* [DATA LISTING]
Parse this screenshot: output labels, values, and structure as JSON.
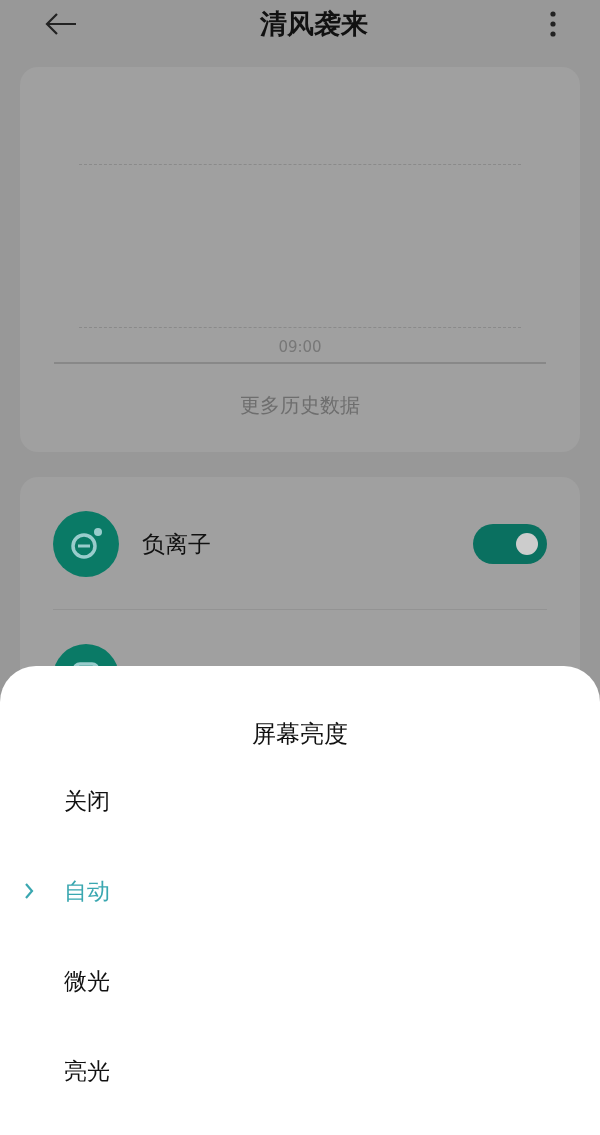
{
  "header": {
    "title": "清风袭来"
  },
  "history_card": {
    "time_label": "09:00",
    "more_link": "更多历史数据"
  },
  "controls": [
    {
      "kind": "toggle",
      "label": "负离子",
      "on": true
    },
    {
      "kind": "plain"
    }
  ],
  "sheet": {
    "title": "屏幕亮度",
    "options": [
      {
        "label": "关闭",
        "selected": false
      },
      {
        "label": "自动",
        "selected": true
      },
      {
        "label": "微光",
        "selected": false
      },
      {
        "label": "亮光",
        "selected": false
      }
    ]
  }
}
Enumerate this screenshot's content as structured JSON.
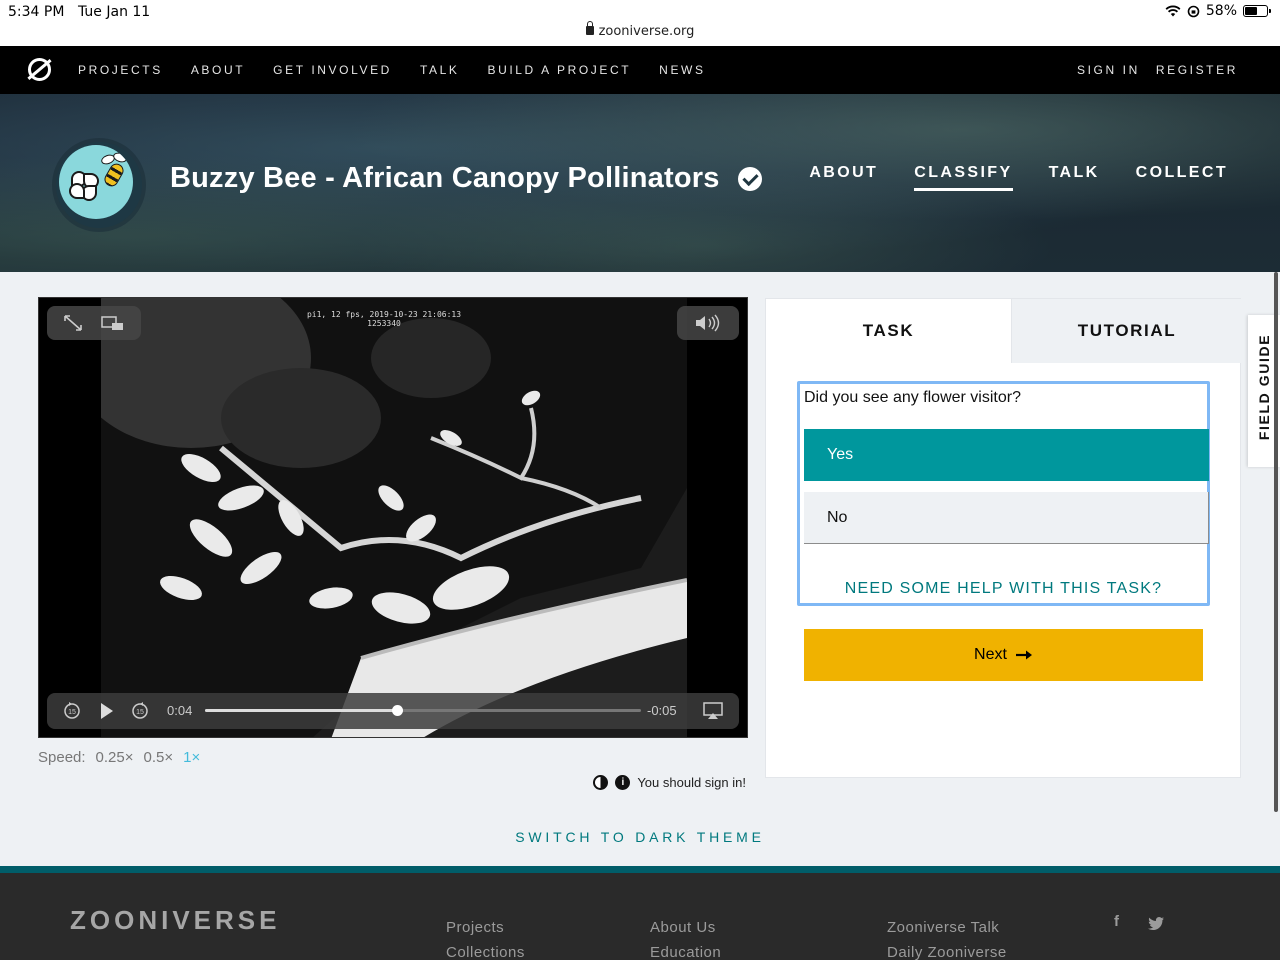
{
  "status_bar": {
    "time": "5:34 PM",
    "date": "Tue Jan 11",
    "url": "zooniverse.org",
    "battery": "58%",
    "battery_level": 0.58
  },
  "top_nav": {
    "links": [
      "PROJECTS",
      "ABOUT",
      "GET INVOLVED",
      "TALK",
      "BUILD A PROJECT",
      "NEWS"
    ],
    "sign_in": "SIGN IN",
    "register": "REGISTER"
  },
  "project": {
    "title": "Buzzy Bee - African Canopy Pollinators",
    "nav": [
      "ABOUT",
      "CLASSIFY",
      "TALK",
      "COLLECT"
    ],
    "active_nav": "CLASSIFY"
  },
  "video": {
    "overlay_line1": "pi1, 12 fps, 2019-10-23 21:06:13",
    "overlay_line2": "1253340",
    "elapsed": "0:04",
    "remaining": "-0:05",
    "progress": 0.44,
    "speed_label": "Speed:",
    "speed_options": [
      "0.25×",
      "0.5×",
      "1×"
    ],
    "selected_speed": "1×"
  },
  "signin_note": "You should sign in!",
  "task_panel": {
    "tabs": [
      "TASK",
      "TUTORIAL"
    ],
    "question": "Did you see any flower visitor?",
    "answers": [
      "Yes",
      "No"
    ],
    "selected_answer": "Yes",
    "help_link": "NEED SOME HELP WITH THIS TASK?",
    "next_label": "Next",
    "colors": {
      "selected": "#00979d",
      "next": "#f0b200",
      "focus_border": "#7fb8f5"
    }
  },
  "field_guide": "FIELD GUIDE",
  "dark_theme_link": "SWITCH TO DARK THEME",
  "footer": {
    "logo": "ZOONIVERSE",
    "col1": [
      "Projects",
      "Collections"
    ],
    "col2": [
      "About Us",
      "Education"
    ],
    "col3": [
      "Zooniverse Talk",
      "Daily Zooniverse"
    ],
    "social_icons": [
      "facebook-icon",
      "twitter-icon"
    ],
    "facebook_glyph": "f",
    "twitter_glyph": "t"
  }
}
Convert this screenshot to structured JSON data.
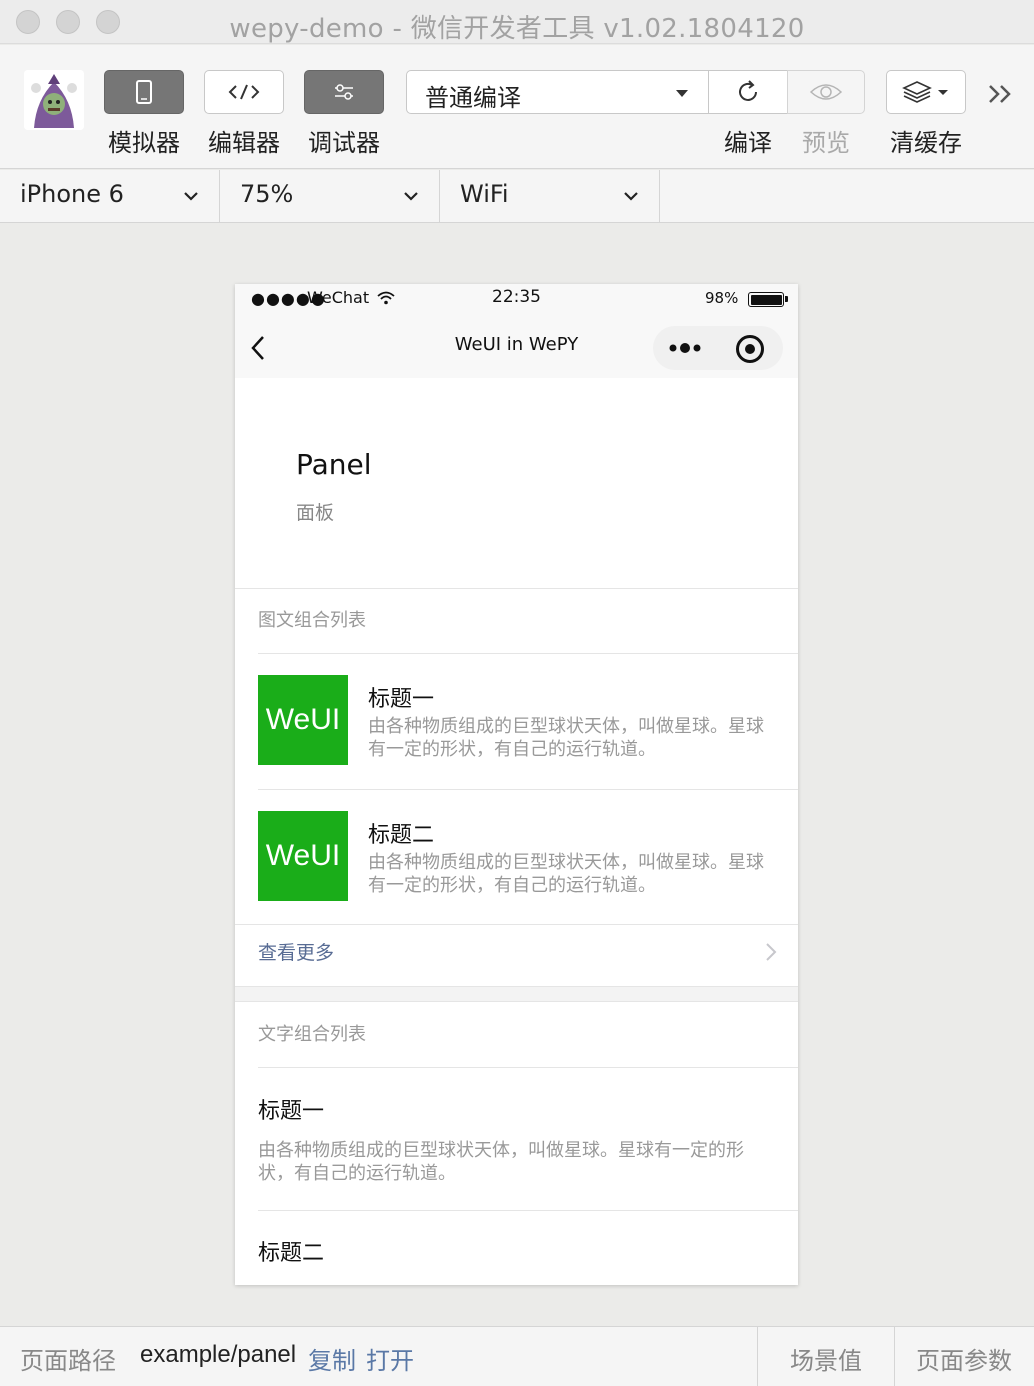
{
  "window": {
    "title": "wepy-demo - 微信开发者工具 v1.02.1804120"
  },
  "toolbar": {
    "simulator_label": "模拟器",
    "editor_label": "编辑器",
    "debugger_label": "调试器",
    "compile_mode": "普通编译",
    "compile_label": "编译",
    "preview_label": "预览",
    "clear_cache_label": "清缓存"
  },
  "device_bar": {
    "device": "iPhone 6",
    "zoom": "75%",
    "network": "WiFi"
  },
  "phone": {
    "status": {
      "signal": "●●●●●",
      "carrier": "WeChat",
      "time": "22:35",
      "battery": "98%"
    },
    "nav_title": "WeUI in WePY",
    "page_title": "Panel",
    "page_desc": "面板",
    "media_panel": {
      "header": "图文组合列表",
      "items": [
        {
          "thumb": "WeUI",
          "title": "标题一",
          "desc": "由各种物质组成的巨型球状天体，叫做星球。星球有一定的形状，有自己的运行轨道。"
        },
        {
          "thumb": "WeUI",
          "title": "标题二",
          "desc": "由各种物质组成的巨型球状天体，叫做星球。星球有一定的形状，有自己的运行轨道。"
        }
      ],
      "more": "查看更多"
    },
    "text_panel": {
      "header": "文字组合列表",
      "items": [
        {
          "title": "标题一",
          "desc": "由各种物质组成的巨型球状天体，叫做星球。星球有一定的形状，有自己的运行轨道。"
        },
        {
          "title": "标题二",
          "desc": ""
        }
      ]
    }
  },
  "bottom_bar": {
    "path_label": "页面路径",
    "path_value": "example/panel",
    "copy_label": "复制",
    "open_label": "打开",
    "scene_label": "场景值",
    "params_label": "页面参数"
  },
  "colors": {
    "weui_green": "#1aad19",
    "link_blue": "#586c94"
  }
}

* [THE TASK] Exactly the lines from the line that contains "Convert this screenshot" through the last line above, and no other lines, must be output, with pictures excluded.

* [PROBLEM SOLUTION]
Convert this screenshot to structured JSON data.
{
  "window": {
    "title": "wepy-demo - 微信开发者工具 v1.02.1804120"
  },
  "toolbar": {
    "simulator_label": "模拟器",
    "editor_label": "编辑器",
    "debugger_label": "调试器",
    "compile_mode": "普通编译",
    "compile_label": "编译",
    "preview_label": "预览",
    "clear_cache_label": "清缓存"
  },
  "device_bar": {
    "device": "iPhone 6",
    "zoom": "75%",
    "network": "WiFi"
  },
  "phone": {
    "status": {
      "signal": "●●●●●",
      "carrier": "WeChat",
      "time": "22:35",
      "battery": "98%"
    },
    "nav_title": "WeUI in WePY",
    "page_title": "Panel",
    "page_desc": "面板",
    "media_panel": {
      "header": "图文组合列表",
      "items": [
        {
          "thumb": "WeUI",
          "title": "标题一",
          "desc": "由各种物质组成的巨型球状天体，叫做星球。星球有一定的形状，有自己的运行轨道。"
        },
        {
          "thumb": "WeUI",
          "title": "标题二",
          "desc": "由各种物质组成的巨型球状天体，叫做星球。星球有一定的形状，有自己的运行轨道。"
        }
      ],
      "more": "查看更多"
    },
    "text_panel": {
      "header": "文字组合列表",
      "items": [
        {
          "title": "标题一",
          "desc": "由各种物质组成的巨型球状天体，叫做星球。星球有一定的形状，有自己的运行轨道。"
        },
        {
          "title": "标题二",
          "desc": ""
        }
      ]
    }
  },
  "bottom_bar": {
    "path_label": "页面路径",
    "path_value": "example/panel",
    "copy_label": "复制",
    "open_label": "打开",
    "scene_label": "场景值",
    "params_label": "页面参数"
  },
  "colors": {
    "weui_green": "#1aad19",
    "link_blue": "#586c94"
  }
}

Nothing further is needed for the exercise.